As I have begun to realise, the show is transforming into a ‘jumping off point’. It is the content that I wish that I had had before I began studying Cambodia. A ‘101’, a basis for reading more complex texts. Upon finishing the series I expect someone to have quite a detailed knowledge of the history, particularly more than just the basic ideas of ‘Pol Pot = Hitler’ or ‘the Khmer Rouge killed everyone with glasses’ that a very basic glance at this topic might produce. The early episodes have relied heavily on sources like ‘A History of Cambodia’, but to my mind would more or less give someone with little-to-no experience studying Cambodia a ‘briefing’ before reading that text. I’m not sure how everyone else feels about their attention spans these days but I certainly feel that constant exposure to social media, mobile content or just the internet in general has produced a serious inability to really be able to just sit down and read a long, complex non-fiction text without having to stop every few minutes and say ‘wait… what did I just read??’
The podcast, particularly the early episodes (1-7 will probably make up the first third of the series) are intended to set the stage for the events of modern history, not so much to provide the most up to date, precise and detailed historical study of these periods. The story I am telling is akin to a tragedy, as I said in episode two ‘the path from Angkor Wat to Choeung Ek’. So basic elements like Angkor’s transition to Phnom Penh or the dominance of Cambodia by Siam and Vietnam need to be explained – but perhaps not so much the finer details of the archaeology involved.

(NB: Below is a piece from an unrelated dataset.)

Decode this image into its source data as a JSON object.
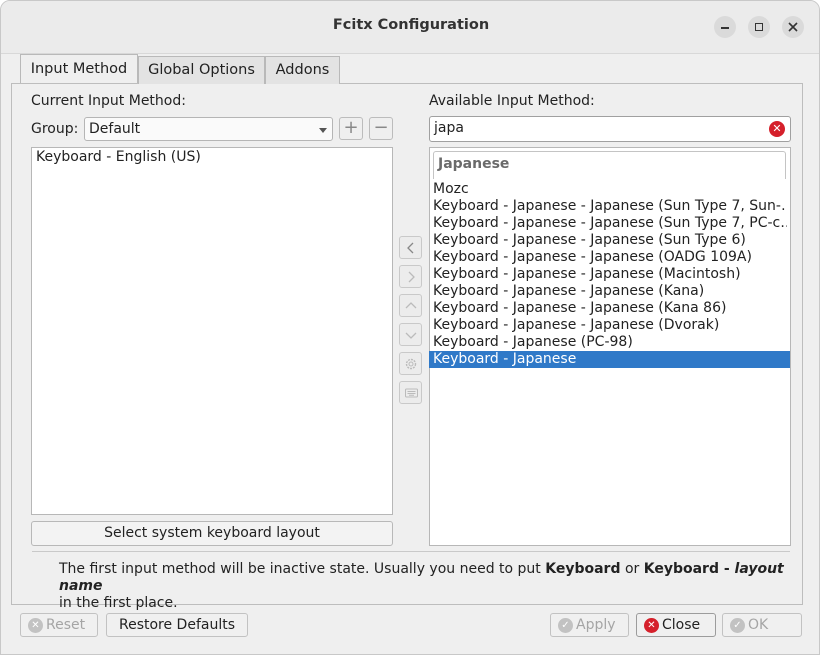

Bringing me to the recent discoveries at Mahendraparvata.
I recently saw a thread on twitter, a historian outlining problems she had found within an article about the decline of Angkor. I agreed with the points she made and the podcast itself was aligned with those points – but I worried that other general statements I made might not stand up the highest historical scrutiny. As I said I am simply not that familiar with the study of medieval/ancient Cambodia – the only piece of writing I’ve produced that I would say was vaguely up to an ‘upper’ academic standard was my thesis about Buddhist influence on Khmer Rouge policies compared to those in Myanmar in the recent attacks on the Rohingya population. I am aware of the historical debates about the Khmer Rouge – not the ones about Angkorean archaeology, at least not the finer details. Something like the discovery of Mahendraparvata, a city I think I mentioned just once in the show, was not in my focus when I was researching those episodes. The importance of this city is huge if I am reading this article correctly and I just wanted to address some of the reasons that it did not figure into my content about this era.
If I was to quote one of the biggest influences on the show, Dan Carlin, I would also claim that I am not a historian. Just a fan of history. And I apologise for any lack of academic rigour that those more familiar with Cambodia’s older periods might find within my own, perhaps ‘shallow’ reading for the content about these eras in the show.
I was 20 when I visited Angkor for the first time. I knew nothing about Cambodia pre-1960. I just hope that I can provide someone who is in a similar circumstance a more detailed knowledge than I possessed at the same time.